Monday, February 26, 2007


Marshi worked at a place where I used to go sometimes--her boss Vigo got pissed if she smoked on the job. She was cool and we'd hang out sometimes and talk. She asked me to do a drawing of her one time-- and it was a mistake. I did another--but no good. She kept complaining that the drawings didn't look like her. And to be honest, they didn't. I puzzled over this a bit. I went home and did this one from memory and although it is very cartoony, it really does look like her. Even she agreed.

Another subjective description.

Monday, February 19, 2007


This is a depiction--a subjective description-- of a memory of a girl called Cynara.

Saturday, February 17, 2007


"Anger has been called a short madness; and people of the weakest understanding are the most subject to it. It is remarkable that when a disputant is in the wrong, he tries to make up in violence what he wants in argument. This arises from his pride. He will not own his error, and because he is determined not to be convicted of it, he falls into a passion."

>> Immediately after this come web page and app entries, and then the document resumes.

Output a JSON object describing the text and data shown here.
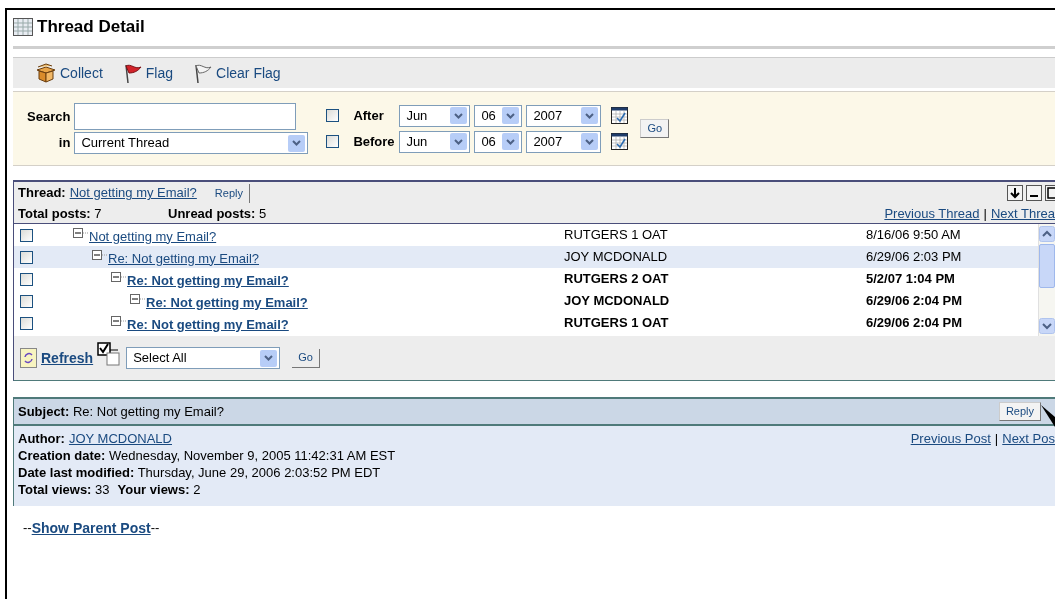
{
  "page": {
    "title": "Thread Detail"
  },
  "toolbar": [
    {
      "kind": "collect",
      "label": "Collect"
    },
    {
      "kind": "flag",
      "label": "Flag"
    },
    {
      "kind": "clear_flag",
      "label": "Clear Flag"
    }
  ],
  "search": {
    "label": "Search",
    "in_label": "in",
    "scope": "Current Thread",
    "dates": [
      {
        "label": "After",
        "checked": false,
        "month": "Jun",
        "day": "06",
        "year": "2007"
      },
      {
        "label": "Before",
        "checked": false,
        "month": "Jun",
        "day": "06",
        "year": "2007"
      }
    ],
    "go": "Go"
  },
  "thread": {
    "label": "Thread:",
    "title": "Not getting my Email?",
    "reply": "Reply",
    "total_label": "Total posts:",
    "total": "7",
    "unread_label": "Unread posts:",
    "unread": "5",
    "previous": "Previous Thread",
    "separator": "|",
    "next": "Next Threa",
    "posts": [
      {
        "title": "Not getting my Email?",
        "author": "RUTGERS 1 OAT",
        "date": "8/16/06 9:50 AM",
        "unread": false,
        "selected": false,
        "checked": false,
        "expanded": true,
        "children": [
          {
            "title": "Re: Not getting my Email?",
            "author": "JOY MCDONALD",
            "date": "6/29/06 2:03 PM",
            "unread": false,
            "selected": true,
            "checked": false,
            "expanded": true,
            "children": [
              {
                "title": "Re: Not getting my Email?",
                "author": "RUTGERS 2 OAT",
                "date": "5/2/07 1:04 PM",
                "unread": true,
                "selected": false,
                "checked": false,
                "expanded": true,
                "children": [
                  {
                    "title": "Re: Not getting my Email?",
                    "author": "JOY MCDONALD",
                    "date": "6/29/06 2:04 PM",
                    "unread": true,
                    "selected": false,
                    "checked": false,
                    "expanded": true
                  }
                ]
              },
              {
                "title": "Re: Not getting my Email?",
                "author": "RUTGERS 1 OAT",
                "date": "6/29/06 2:04 PM",
                "unread": true,
                "selected": false,
                "checked": false,
                "expanded": true
              }
            ]
          }
        ]
      }
    ],
    "refresh": "Refresh",
    "bulk_action": "Select All",
    "go": "Go"
  },
  "post": {
    "subject_label": "Subject:",
    "subject": "Re: Not getting my Email?",
    "reply": "Reply",
    "author_label": "Author:",
    "author": "JOY MCDONALD",
    "previous": "Previous Post",
    "separator": "|",
    "next": "Next Pos",
    "meta": [
      {
        "label": "Creation date:",
        "value": "Wednesday, November 9, 2005 11:42:31 AM EST"
      },
      {
        "label": "Date last modified:",
        "value": "Thursday, June 29, 2006 2:03:52 PM EDT"
      }
    ],
    "views": [
      {
        "label": "Total views:",
        "value": "33"
      },
      {
        "label": "Your views:",
        "value": "2"
      }
    ],
    "show_parent": "Show Parent Post",
    "dashes": "--"
  }
}
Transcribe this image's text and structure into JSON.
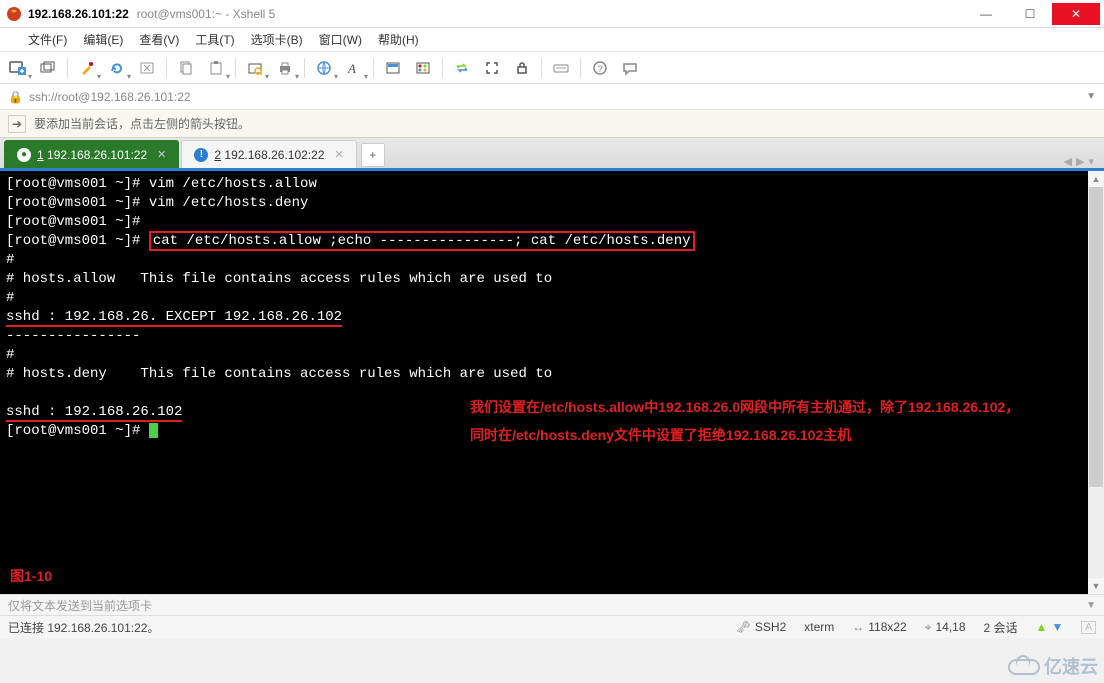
{
  "titlebar": {
    "address": "192.168.26.101:22",
    "path": "root@vms001:~ - Xshell 5"
  },
  "menubar": [
    "文件(F)",
    "编辑(E)",
    "查看(V)",
    "工具(T)",
    "选项卡(B)",
    "窗口(W)",
    "帮助(H)"
  ],
  "addressbar": {
    "url": "ssh://root@192.168.26.101:22"
  },
  "promptbar": {
    "text": "要添加当前会话，点击左侧的箭头按钮。"
  },
  "tabs": [
    {
      "num": "1",
      "label": "192.168.26.101:22",
      "active": true
    },
    {
      "num": "2",
      "label": "192.168.26.102:22",
      "active": false
    }
  ],
  "terminal": {
    "l1": "[root@vms001 ~]# vim /etc/hosts.allow",
    "l2": "[root@vms001 ~]# vim /etc/hosts.deny",
    "l3a": "[root@vms001 ~]#",
    "l3b": "[root@vms001 ~]# ",
    "cmd": "cat /etc/hosts.allow ;echo ----------------; cat /etc/hosts.deny",
    "l4": "#",
    "l5": "# hosts.allow   This file contains access rules which are used to",
    "l6": "#",
    "l7": "sshd : 192.168.26. EXCEPT 192.168.26.102",
    "l8": "----------------",
    "l9": "#",
    "l10": "# hosts.deny    This file contains access rules which are used to",
    "l11": "",
    "l12": "sshd : 192.168.26.102",
    "l13": "[root@vms001 ~]# ",
    "note": "我们设置在/etc/hosts.allow中192.168.26.0网段中所有主机通过，除了192.168.26.102，同时在/etc/hosts.deny文件中设置了拒绝192.168.26.102主机",
    "figure": "图1-10"
  },
  "sendrow": {
    "placeholder": "仅将文本发送到当前选项卡"
  },
  "statusbar": {
    "left": "已连接 192.168.26.101:22。",
    "ssh": "SSH2",
    "term": "xterm",
    "size": "118x22",
    "pos": "14,18",
    "sessions": "2 会话"
  },
  "watermark": "亿速云",
  "icons": {
    "arrow_right": "➔"
  }
}
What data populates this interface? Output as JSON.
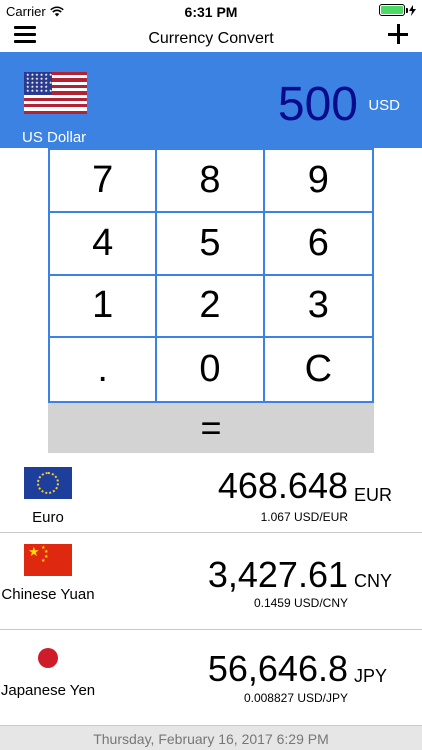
{
  "status": {
    "carrier": "Carrier",
    "time": "6:31 PM"
  },
  "nav": {
    "title": "Currency Convert"
  },
  "base": {
    "name": "US Dollar",
    "amount": "500",
    "code": "USD"
  },
  "keypad": {
    "keys": [
      "7",
      "8",
      "9",
      "4",
      "5",
      "6",
      "1",
      "2",
      "3",
      ".",
      "0",
      "C"
    ],
    "equals": "="
  },
  "currencies": [
    {
      "name": "Euro",
      "value": "468.648",
      "code": "EUR",
      "rate": "1.067 USD/EUR",
      "flag": "eu-flag-icon"
    },
    {
      "name": "Chinese Yuan",
      "value": "3,427.61",
      "code": "CNY",
      "rate": "0.1459 USD/CNY",
      "flag": "cn-flag-icon"
    },
    {
      "name": "Japanese Yen",
      "value": "56,646.8",
      "code": "JPY",
      "rate": "0.008827 USD/JPY",
      "flag": "jp-flag-icon"
    }
  ],
  "footer": {
    "timestamp": "Thursday, February 16, 2017 6:29 PM"
  },
  "colors": {
    "accent": "#3b82e3",
    "amount": "#0a0a8c",
    "battery": "#4cd964"
  }
}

-- from Benjamin Humphrey Smart's Practical Logic, a 19th century Rhetoric primer used in Seminary schools.

Wednesday, February 14, 2007

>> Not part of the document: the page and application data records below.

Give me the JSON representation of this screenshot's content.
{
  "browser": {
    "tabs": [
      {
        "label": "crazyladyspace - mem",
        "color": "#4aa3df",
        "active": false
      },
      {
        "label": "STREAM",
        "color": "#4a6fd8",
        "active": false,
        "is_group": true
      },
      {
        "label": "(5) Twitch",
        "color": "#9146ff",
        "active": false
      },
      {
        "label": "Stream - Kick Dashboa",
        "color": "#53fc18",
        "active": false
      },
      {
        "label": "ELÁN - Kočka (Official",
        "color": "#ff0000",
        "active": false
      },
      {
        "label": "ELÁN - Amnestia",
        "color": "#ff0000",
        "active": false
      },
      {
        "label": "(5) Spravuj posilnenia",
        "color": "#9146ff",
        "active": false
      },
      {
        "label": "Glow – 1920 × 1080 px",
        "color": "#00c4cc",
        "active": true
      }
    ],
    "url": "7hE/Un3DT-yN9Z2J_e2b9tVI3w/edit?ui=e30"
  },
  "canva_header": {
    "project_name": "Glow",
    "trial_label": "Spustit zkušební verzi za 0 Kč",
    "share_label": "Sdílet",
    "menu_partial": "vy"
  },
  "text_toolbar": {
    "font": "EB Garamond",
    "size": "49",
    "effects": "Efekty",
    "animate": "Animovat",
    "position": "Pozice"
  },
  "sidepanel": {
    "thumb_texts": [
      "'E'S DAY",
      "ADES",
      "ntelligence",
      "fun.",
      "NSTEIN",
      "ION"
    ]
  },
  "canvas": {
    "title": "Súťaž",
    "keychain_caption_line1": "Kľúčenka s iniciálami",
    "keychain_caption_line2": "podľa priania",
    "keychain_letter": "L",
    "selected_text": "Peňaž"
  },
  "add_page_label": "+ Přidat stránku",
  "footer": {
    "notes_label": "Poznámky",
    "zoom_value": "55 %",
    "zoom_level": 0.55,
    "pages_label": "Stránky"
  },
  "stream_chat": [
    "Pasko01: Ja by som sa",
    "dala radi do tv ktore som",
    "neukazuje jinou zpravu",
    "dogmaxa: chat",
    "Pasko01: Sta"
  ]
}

I've been re-reading John Berger's "Ways Of Seeing", research for one of the PULPHOPE essays. He has an interesting chapter on portrayals of the nude throughout Western art history, from the ancients up through modern (20th c.) advertising. He says a description is an objective depiction and a depiction is a subjective description. Interesting idea, hard to illustrate.

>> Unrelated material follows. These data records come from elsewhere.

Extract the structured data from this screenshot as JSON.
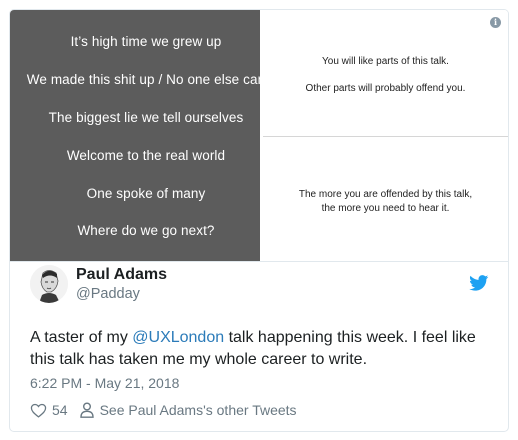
{
  "media": {
    "dark_slide_lines": [
      "It’s high time we grew up",
      "We made this shit up / No one else can",
      "The biggest lie we tell ourselves",
      "Welcome to the real world",
      "One spoke of many",
      "Where do we go next?"
    ],
    "top_slide_lines": [
      "You will like parts of this talk.",
      "Other parts will probably offend you."
    ],
    "bottom_slide_lines": [
      "The more you are offended by this talk,",
      "the more you need to hear it."
    ],
    "info_icon": "info-icon",
    "info_symbol": "i"
  },
  "author": {
    "display_name": "Paul Adams",
    "handle": "@Padday",
    "avatar_icon": "avatar"
  },
  "tweet": {
    "text_before": "A taster of my ",
    "mention": "@UXLondon",
    "text_after": " talk happening this week. I feel like this talk has taken me my whole career to write.",
    "timestamp": "6:22 PM - May 21, 2018"
  },
  "actions": {
    "like_count": "54",
    "profile_link": "See Paul Adams's other Tweets"
  },
  "colors": {
    "slide_dark": "#5c5c5c",
    "link": "#2b7bb9",
    "muted": "#697882",
    "twitter_blue": "#1da1f2"
  },
  "icons": [
    "info-icon",
    "twitter-bird-icon",
    "heart-icon",
    "person-icon"
  ]
}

The flaming giraffe comes from Dali, which is why I signed it with his name.

Sunday, February 11, 2007


"Public Sale" by Andrew Wyeth, tempera, 1943. He painted this from memory after a day out at a livestock auction with his wife and their friend Bert Guest.

This painting looks like a memory of the place where I grew up, a world which no longer exists.

You spend so much time as a young person dreaming of leaving a place you are from and then you finally do. And then, when you realize you haven't been back for a thousand years and you miss the place you once called home, you turn around to find that old familiar place has quietly, completely disappeared. Gradually, it dawns on you that you have no home. You are reminded of it everywhere you look. You have a place where you dwell, you have work, you have four walls and a cel phone and bills and deadlines and a sink full of dirty dishes. Then you realize you need to find a home, a place where everything feels right and is in its place. Because no one else will do it if you don't.

Thursday, February 8, 2007


I just finished a big store installation for Saks 5th Ave. here in New York for their Diesel boutique-- which is going up next week. Here are two of the pieces I did for them. This season Diesel is doing a line of women's jeans which emphasizes super-tight, peglegged, colorful designs. To capture this, I proposed doing five colored drawings in mixed media-- less "comic booky" than the instore I did for them in the fall-- more illustrative, more impressionistic, with a painterly touch. The images will also be displayed in an industry trade show Diesel is attending in Vegas this month, and special prints of the images are being done for preferred customers and friends. In a related bit of news, Diesel is also planning to carry the PULPHOPE book in their US stores.

These girls came out a bit more tough-guy than planned, less virginal, less springtime blossom. That's undoubtedly due to the Motorhead and old Cult and Bauhaus I was listening to while drawing. The girl on the left is a subtle nod to HR Watson from THB...

I find store installations-- and fashion work in general-- to be challenging, it's like being in school again. Something new. I'd never quit comics for it, but it keeps you thinking in new ways.

But it's not "thinking outside the box". There is no box. Art is a bottomless wishing well of beauty and danger and forceful expression.

Sunday, February 4, 2007


Dream-memory of Baron Karza/Prince Acroyear, circa 1976. My version of Karza is called KING K and is a king super-mek.


Never understood why people knock Canada. People who've never been there and have no intention of going there. I love Canada. I've lived there, I was raised an hour from the Canadian border, in some ways you could say I even grew up there. I've broken bread with Canadians, slept with them, laughed with them, gotten drunk with them, done business with them, argued with them, fought with them, commiserated with them and loved them. I have a godson there and many friends. Canada is a huge country and it is part of America, it IS America as much as we of the States are. Its North, South, East, and West are as diverse as those of the States, and so are its people.

Rick White is Canadian. I've never met him but he is an incredible musican and I love what he does. He does exactly what he wants and he asks no permission to be who he is and I respect him for that.

Rick White.


Friday, February 2, 2007


2007 so far has been a nonstop blur of work, it's incredible. I have a lot of new and exciting things in the works-- which I can't share yet. But "you will be the first to know" as they say. In the meantime, here's another look at my Spidey vs. Torch story. Apparently the book is shipping a week off schedual and I have to confess it's not due to me. The editors tell me I am the only one who actually hit the deadline on the book. I'd say offhand there must be thirty or more people involved in putting out a book like Fantastic Four, all told. It's like a small army, and it's not too suprising books fall off schedual sometimes.